_Exercise goal_.
Look below. Copy each line that has "تجهیزات" in it.

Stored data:

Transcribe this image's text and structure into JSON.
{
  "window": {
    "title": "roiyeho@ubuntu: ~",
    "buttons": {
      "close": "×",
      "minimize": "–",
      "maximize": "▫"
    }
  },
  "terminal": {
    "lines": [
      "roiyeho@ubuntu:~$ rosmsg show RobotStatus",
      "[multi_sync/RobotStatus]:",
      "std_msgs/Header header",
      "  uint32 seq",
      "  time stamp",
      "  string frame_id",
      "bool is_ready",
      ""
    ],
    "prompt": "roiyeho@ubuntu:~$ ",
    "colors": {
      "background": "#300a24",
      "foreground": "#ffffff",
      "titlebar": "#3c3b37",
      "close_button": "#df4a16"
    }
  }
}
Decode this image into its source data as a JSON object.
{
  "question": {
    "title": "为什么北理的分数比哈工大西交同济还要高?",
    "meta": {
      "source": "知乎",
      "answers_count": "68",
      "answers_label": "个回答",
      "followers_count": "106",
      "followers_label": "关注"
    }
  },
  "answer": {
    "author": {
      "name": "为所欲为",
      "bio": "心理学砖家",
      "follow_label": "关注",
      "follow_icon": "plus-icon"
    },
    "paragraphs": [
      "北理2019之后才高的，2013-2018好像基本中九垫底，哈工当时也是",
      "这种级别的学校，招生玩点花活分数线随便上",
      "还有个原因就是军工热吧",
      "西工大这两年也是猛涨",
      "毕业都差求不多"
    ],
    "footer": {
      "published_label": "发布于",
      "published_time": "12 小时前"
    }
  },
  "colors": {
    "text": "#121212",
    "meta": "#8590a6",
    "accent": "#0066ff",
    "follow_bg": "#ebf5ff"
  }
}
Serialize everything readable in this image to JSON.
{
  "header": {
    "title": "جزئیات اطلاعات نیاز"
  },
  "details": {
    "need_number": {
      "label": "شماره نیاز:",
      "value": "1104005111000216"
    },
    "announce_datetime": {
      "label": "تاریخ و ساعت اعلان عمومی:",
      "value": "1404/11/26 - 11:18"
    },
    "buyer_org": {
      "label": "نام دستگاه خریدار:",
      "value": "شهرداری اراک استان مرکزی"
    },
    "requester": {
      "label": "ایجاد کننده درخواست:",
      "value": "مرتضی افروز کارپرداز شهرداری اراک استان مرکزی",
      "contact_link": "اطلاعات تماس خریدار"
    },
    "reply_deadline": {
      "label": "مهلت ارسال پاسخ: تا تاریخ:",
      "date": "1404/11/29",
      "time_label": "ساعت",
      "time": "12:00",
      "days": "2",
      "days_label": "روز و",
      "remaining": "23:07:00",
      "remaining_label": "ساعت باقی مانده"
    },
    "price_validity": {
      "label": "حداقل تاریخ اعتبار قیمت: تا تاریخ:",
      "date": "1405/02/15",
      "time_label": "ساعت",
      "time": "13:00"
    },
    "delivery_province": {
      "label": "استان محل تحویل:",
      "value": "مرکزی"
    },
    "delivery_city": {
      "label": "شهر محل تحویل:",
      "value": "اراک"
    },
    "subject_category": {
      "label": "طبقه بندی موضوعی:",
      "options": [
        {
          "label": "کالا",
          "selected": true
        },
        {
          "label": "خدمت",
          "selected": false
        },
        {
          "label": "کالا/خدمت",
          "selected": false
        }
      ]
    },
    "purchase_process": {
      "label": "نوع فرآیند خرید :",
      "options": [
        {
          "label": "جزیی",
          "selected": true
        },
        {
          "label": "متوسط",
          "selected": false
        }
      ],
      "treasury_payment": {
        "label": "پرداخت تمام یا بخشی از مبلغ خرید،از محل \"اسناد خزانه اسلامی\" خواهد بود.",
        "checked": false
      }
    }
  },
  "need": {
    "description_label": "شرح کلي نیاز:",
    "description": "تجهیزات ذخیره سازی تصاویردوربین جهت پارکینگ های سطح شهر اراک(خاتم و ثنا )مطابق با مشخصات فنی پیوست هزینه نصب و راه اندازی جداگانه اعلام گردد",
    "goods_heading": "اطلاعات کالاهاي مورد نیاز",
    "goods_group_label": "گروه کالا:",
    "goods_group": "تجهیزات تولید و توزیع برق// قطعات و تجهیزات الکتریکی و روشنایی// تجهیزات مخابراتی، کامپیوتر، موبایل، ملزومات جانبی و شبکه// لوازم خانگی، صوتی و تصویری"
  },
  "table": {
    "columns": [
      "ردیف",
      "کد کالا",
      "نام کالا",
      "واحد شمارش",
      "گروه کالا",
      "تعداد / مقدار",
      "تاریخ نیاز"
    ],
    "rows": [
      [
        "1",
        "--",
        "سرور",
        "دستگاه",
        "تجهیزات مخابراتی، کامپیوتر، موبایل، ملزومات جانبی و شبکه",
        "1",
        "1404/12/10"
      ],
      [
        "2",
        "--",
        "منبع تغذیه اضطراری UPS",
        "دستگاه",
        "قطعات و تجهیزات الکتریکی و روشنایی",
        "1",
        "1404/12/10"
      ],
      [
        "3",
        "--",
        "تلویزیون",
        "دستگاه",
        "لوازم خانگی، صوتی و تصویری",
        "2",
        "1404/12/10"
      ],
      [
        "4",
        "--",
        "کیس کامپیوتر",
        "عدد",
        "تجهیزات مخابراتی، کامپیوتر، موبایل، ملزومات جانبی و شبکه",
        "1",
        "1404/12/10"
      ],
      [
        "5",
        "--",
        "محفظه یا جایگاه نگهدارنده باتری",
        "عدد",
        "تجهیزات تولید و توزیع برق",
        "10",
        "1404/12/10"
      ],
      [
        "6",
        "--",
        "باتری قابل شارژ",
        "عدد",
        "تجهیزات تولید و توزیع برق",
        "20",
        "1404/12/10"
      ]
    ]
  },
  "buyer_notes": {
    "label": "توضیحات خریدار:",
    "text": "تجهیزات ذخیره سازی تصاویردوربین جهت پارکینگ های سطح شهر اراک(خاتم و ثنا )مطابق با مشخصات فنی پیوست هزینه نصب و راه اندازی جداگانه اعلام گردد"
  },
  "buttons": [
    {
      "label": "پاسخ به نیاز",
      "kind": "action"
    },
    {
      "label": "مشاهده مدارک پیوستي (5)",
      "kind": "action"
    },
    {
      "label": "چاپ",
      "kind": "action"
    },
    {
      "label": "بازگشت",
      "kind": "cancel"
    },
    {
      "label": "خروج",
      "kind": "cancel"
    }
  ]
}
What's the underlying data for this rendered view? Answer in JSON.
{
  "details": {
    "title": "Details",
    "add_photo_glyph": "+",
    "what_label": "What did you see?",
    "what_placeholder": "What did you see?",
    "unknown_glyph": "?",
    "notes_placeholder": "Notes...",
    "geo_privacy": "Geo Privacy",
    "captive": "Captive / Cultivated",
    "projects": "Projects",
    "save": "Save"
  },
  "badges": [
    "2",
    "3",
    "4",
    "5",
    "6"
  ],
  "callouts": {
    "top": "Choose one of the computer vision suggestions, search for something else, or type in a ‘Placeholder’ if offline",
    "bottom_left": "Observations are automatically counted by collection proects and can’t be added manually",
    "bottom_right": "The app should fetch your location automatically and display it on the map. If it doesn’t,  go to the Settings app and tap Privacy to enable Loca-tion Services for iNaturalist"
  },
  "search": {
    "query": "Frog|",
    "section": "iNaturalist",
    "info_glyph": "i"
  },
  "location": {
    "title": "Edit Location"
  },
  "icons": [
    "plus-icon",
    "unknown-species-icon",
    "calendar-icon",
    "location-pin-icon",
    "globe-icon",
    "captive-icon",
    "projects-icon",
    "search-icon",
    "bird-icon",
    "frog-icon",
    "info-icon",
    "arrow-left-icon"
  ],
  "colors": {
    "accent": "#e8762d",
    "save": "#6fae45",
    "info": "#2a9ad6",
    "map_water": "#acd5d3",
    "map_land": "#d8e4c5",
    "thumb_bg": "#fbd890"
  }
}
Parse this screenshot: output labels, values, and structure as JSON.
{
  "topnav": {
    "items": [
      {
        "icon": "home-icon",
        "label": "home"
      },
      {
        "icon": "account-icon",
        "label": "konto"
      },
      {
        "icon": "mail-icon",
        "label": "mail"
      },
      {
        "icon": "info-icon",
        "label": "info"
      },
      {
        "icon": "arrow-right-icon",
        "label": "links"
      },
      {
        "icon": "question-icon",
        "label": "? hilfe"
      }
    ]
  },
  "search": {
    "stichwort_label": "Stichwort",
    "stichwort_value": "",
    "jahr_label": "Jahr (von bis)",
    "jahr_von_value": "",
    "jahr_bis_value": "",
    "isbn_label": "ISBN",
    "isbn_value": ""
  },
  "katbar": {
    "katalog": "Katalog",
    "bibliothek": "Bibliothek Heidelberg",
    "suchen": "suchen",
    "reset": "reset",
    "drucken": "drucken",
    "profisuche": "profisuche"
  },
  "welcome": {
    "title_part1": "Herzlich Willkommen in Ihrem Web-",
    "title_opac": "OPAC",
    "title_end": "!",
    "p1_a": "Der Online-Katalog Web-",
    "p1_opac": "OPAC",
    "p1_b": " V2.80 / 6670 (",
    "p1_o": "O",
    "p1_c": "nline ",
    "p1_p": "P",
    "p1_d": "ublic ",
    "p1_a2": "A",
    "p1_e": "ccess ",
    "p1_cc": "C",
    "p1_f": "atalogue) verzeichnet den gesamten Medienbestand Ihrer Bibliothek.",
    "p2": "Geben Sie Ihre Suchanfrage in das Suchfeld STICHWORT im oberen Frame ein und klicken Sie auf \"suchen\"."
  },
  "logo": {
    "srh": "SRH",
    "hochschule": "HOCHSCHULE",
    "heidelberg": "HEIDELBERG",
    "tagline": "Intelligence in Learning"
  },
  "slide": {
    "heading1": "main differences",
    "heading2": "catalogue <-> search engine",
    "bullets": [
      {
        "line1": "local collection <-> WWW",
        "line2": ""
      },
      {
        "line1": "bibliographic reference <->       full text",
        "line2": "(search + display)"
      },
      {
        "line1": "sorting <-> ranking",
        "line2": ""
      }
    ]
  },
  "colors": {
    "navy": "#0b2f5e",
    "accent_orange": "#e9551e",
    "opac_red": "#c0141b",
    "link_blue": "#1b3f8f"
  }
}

_Completed task_.
    "description": "تجهیزات ذخیره سازی تصاویردوربین جهت پارکینگ های سطح شهر اراک(خاتم و ثنا )مطابق با مشخصات فنی پیوست هزینه نصب و راه اندازی جداگانه اعلام گردد",
    "goods_group": "تجهیزات تولید و توزیع برق// قطعات و تجهیزات الکتریکی و روشنایی// تجهیزات مخابراتی، کامپیوتر، موبایل، ملزومات جانبی و شبکه// لوازم خانگی، صوتی و تصویری"
        "تجهیزات مخابراتی، کامپیوتر، موبایل، ملزومات جانبی و شبکه",
        "قطعات و تجهیزات الکتریکی و روشنایی",
        "تجهیزات مخابراتی، کامپیوتر، موبایل، ملزومات جانبی و شبکه",
        "تجهیزات تولید و توزیع برق",
        "تجهیزات تولید و توزیع برق",
    "text": "تجهیزات ذخیره سازی تصاویردوربین جهت پارکینگ های سطح شهر اراک(خاتم و ثنا )مطابق با مشخصات فنی پیوست هزینه نصب و راه اندازی جداگانه اعلام گردد"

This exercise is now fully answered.